What To Do?

Some time ago I was gifted a complete kit with pattern of the Safe Haven Quilt by Thimbleberries. It wasn’t exactly my typical style, but I thought it would do me good to use an actual pattern, different color scheme, larger size pieces and a little applique.

So I made the blocks. And enjoyed it.

But, then I really looked at the setting and discovered I didn’t like it. It isn’t so bad in the pattern, but I have seen pictures of finished quilts on beds, and it isn’t for me. At all. I am sure many people do like it very much. Maybe I have just gone as far out of my comfort zone as I can manage.

So, what to do?

A Quilt Block By Any Name…

Many of you asked what pattern I used for Miss Jenna’s quilt.  I didn’t know if it had a name…I had seen something similar and just made it work.

However, it turns out that it does have a name, and it is an old and common block:  Buckeye Beauty….or…a lot of other names, like

Double Four Patch
Gay Scrap Quilt
Give This One a Name
Going to Chicago
Hour Glass
Jacob’s Ladder
New Four Patch
Northern Lights
Railroad Crossing
World’s Fair
World’s Fair

More information here: http://www.generations-quilt-patterns.com/buckeye-beauty-quilt-block.html  and here: http://www.quilterscache.com/B/BuckeyeBeautyBlock.html

Mine is based on 2-1/2″ squares and 5″ squares for the HST sections–squared up to 4-1/2.


I think what makes Miss Jenna’s quilt look so different is the use of three colors.  It is a great block by any name, and at least we all know.


Today is the beginning of the Calico Rose Quiltalong, and it is all about deciding on  fabric and CUTTING.


First you should choose a size to make:  SMALL–a throw that uses 5 stars and four alternating blocks.  Finished size about 48″ square; MEDIUM–This is the size I am making this time.  It uses 13 stars and 12 alternating blocks.  Finished size about 72″  square; LARGE:  This is the size of the original Calico Rose.  It uses 25 star and 24 alternating blocks.  Finished size 96″ square.

Quick Note:  If you are planning on using 2-1/2″ squares as your base,  a SMALL will finish at 64″ and a MEDIUM at 96″.  A large would be 128″ square, but I don’t recommend that–most quilting frames won’t hold one that size. The number of cuts you need for each size will be identical to the 2″ quilt, but you will need more background fabric.  Please plan accordingly. Using the quantity suggested for the next size up should work.  I hope.  But you might want to get an extra yard just to make yourself feel better.
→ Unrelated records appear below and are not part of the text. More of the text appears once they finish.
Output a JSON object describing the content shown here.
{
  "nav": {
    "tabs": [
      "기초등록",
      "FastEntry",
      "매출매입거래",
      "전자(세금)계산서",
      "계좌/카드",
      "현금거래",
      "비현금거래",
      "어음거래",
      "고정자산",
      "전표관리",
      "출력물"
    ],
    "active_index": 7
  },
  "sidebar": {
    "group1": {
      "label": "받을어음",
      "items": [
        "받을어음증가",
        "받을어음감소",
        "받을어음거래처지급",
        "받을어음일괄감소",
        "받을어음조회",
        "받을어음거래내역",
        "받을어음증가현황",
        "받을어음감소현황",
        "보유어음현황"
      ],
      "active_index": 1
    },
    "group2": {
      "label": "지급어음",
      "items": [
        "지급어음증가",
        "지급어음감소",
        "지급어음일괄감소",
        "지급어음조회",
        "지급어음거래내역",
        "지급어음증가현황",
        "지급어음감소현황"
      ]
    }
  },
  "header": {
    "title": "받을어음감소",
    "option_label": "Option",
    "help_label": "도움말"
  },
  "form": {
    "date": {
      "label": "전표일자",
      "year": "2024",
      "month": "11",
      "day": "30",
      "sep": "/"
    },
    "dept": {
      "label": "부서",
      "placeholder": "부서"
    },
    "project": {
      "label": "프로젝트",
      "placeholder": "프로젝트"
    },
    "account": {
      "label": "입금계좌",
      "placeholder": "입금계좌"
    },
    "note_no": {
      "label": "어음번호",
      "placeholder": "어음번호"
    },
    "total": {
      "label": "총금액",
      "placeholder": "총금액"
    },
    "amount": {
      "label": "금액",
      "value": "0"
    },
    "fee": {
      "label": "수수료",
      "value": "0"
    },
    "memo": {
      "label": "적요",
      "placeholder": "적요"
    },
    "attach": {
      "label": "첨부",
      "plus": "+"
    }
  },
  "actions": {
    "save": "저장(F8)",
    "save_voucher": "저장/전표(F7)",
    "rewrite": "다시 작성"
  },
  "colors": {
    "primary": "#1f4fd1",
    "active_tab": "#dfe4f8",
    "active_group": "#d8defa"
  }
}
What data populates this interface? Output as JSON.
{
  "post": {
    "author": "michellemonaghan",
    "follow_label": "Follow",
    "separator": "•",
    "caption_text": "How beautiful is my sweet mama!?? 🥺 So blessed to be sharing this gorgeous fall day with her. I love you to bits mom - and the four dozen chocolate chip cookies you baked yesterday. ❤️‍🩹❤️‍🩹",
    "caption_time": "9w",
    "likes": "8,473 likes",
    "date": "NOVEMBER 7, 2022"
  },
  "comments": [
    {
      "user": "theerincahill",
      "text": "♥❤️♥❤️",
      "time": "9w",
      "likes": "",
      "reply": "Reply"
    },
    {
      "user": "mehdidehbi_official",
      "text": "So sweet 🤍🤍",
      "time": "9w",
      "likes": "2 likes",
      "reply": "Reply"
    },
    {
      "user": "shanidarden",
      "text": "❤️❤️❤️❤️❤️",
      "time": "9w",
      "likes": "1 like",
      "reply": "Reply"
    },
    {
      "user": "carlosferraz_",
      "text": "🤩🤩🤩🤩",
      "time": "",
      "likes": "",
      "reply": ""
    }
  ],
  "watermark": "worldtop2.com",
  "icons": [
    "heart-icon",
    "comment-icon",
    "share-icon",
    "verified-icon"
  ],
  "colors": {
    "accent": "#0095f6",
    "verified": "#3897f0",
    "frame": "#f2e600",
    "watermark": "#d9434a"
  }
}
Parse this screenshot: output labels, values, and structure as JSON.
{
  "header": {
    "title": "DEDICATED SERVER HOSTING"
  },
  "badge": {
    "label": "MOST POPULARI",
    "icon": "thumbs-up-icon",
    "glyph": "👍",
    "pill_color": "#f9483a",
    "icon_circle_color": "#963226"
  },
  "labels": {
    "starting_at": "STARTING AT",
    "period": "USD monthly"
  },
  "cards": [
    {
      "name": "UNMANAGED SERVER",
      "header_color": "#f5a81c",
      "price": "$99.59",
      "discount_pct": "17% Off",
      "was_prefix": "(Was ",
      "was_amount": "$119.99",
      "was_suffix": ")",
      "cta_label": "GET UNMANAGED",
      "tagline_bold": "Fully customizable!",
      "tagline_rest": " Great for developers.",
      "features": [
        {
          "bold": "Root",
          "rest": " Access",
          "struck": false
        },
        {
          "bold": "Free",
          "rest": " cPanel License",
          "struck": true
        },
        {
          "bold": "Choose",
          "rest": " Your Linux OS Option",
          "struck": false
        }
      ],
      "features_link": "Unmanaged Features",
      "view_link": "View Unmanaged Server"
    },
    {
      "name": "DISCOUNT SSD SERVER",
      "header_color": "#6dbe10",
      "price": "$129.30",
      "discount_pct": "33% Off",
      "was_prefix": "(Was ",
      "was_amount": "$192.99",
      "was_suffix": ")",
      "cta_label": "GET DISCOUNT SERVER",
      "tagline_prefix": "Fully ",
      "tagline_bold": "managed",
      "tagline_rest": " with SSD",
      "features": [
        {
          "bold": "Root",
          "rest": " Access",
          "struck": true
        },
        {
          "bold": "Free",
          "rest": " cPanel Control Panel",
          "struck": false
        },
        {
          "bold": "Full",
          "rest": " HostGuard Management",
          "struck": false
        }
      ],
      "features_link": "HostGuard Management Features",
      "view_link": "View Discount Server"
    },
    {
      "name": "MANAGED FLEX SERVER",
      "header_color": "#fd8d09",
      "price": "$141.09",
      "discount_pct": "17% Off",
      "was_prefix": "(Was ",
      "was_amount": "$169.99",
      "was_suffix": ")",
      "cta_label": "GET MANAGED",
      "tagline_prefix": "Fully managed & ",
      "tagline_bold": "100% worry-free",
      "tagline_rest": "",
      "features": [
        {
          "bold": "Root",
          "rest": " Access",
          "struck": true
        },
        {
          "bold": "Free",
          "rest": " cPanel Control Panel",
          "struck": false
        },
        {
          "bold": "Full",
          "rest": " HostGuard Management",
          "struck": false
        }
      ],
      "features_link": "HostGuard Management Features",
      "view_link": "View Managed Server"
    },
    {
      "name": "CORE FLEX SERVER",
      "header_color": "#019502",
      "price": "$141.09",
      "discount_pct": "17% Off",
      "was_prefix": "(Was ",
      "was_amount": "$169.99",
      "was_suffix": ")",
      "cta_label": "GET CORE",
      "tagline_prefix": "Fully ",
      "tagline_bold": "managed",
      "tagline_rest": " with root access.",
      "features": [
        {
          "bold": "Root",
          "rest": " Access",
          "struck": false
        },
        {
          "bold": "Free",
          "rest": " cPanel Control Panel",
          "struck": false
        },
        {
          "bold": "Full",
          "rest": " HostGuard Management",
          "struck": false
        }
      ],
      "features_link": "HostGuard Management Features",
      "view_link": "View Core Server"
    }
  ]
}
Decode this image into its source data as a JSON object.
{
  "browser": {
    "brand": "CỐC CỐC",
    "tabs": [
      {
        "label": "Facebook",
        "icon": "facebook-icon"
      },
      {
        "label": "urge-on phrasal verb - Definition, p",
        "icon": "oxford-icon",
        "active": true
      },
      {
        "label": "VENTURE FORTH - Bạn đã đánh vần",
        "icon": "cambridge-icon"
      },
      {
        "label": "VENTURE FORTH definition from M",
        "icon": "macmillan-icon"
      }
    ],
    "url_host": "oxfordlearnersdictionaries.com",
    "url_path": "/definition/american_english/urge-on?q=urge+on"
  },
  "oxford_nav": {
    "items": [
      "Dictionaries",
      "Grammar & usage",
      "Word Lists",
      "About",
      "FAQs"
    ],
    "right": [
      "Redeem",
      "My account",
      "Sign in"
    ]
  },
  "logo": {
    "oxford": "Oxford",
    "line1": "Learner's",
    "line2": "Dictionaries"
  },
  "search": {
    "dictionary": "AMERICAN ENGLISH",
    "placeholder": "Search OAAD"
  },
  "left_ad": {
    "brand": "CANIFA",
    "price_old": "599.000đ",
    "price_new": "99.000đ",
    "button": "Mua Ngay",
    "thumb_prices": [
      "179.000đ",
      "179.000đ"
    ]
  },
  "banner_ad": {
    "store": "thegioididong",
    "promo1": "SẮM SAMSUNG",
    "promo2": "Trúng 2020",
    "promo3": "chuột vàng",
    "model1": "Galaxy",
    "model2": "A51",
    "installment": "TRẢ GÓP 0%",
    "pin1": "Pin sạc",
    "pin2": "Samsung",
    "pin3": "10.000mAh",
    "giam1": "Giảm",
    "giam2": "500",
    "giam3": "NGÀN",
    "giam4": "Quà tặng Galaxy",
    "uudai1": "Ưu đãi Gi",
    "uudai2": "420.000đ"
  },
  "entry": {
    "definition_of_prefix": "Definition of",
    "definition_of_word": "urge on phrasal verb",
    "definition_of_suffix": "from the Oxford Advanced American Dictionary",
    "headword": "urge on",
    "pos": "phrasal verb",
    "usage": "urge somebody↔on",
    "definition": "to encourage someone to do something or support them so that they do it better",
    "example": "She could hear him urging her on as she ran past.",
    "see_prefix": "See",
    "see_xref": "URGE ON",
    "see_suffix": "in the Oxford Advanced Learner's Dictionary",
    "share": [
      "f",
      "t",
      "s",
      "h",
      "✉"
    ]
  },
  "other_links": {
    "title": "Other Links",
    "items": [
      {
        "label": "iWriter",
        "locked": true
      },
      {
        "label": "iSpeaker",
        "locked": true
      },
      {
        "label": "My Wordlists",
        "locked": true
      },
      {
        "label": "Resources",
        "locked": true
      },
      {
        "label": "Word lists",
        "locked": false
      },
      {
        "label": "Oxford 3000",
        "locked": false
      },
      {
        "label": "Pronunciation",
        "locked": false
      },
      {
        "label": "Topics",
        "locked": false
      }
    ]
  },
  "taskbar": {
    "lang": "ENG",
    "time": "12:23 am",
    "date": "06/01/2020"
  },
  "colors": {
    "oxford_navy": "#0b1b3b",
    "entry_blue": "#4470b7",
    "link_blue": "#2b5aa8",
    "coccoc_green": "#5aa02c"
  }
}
Another quick note:  Some people have wondered why there isn’t a 4×4 or 6×6 (or any other number) block layout option.  You are free to make one, of course, but the final look will be different.  The symmetry comes from having odd numbers.


1. A lot of scraps.  Some should be at least 4″ square  for the points of the stars.   (Read 5″ square if you are using 2-1/2″ squares for your base.  Yes, I can hear you thinking…”I can use my charm packs.”) You can have a set color scheme (blues), controlled scrappy like the original (blue, yellow, green), or anything goes.  I am an “anything goes” person this time.  It is hard to judge how much scrap you need, but, unless you are a very new quilter, it will not be anything close to all the scrap you have. Just get a big pile–several double handfuls at least, especially for a large quilt.  Sort through.  Make piles.  Remember former projects and friends and favorites.  Rejoice in the abundance.   This is supposed to be FUN!


2. Background fabric.  I am (no surprise here) using white.  You can use any color, but keep contrast in mind.  I recommend a single color for the background.  One less variable. You will need 1-1/2 yards  for SMALL, 3 yards for MEDIUM, 5-1/2 yards for LARGE.  I have calculated generously to allow for the inevitable error.  Hopefully this will work for you.


1. Cut small colored squares.  You need a lot of 2″ squares.  For SMALL:  cut 300 or so, MEDIUM:  approximately 800, LARGE: about 1500.  Some of these are the centers of the star blocks and some are for the border.  Just cut along–you don’t need to do it all at once.  You have time.  You will have some left over, but that is seed to grow a future quilt.


2. There will be more cutting of fabric as each step comes along.  But, for now just get those little squares ready for the centers of the star blocks.  Set the rest of your fabric–colored scraps and background fabric, too–aside.  Clearly label it “Calico Rose Quilt” so you don’t accidentally cut it up for a different project next week.  🙂


3. Wait in eager anticipation for the next set of directions.  They will be out Friday, April 10.

Thanks for joining in. Let me know how this goes.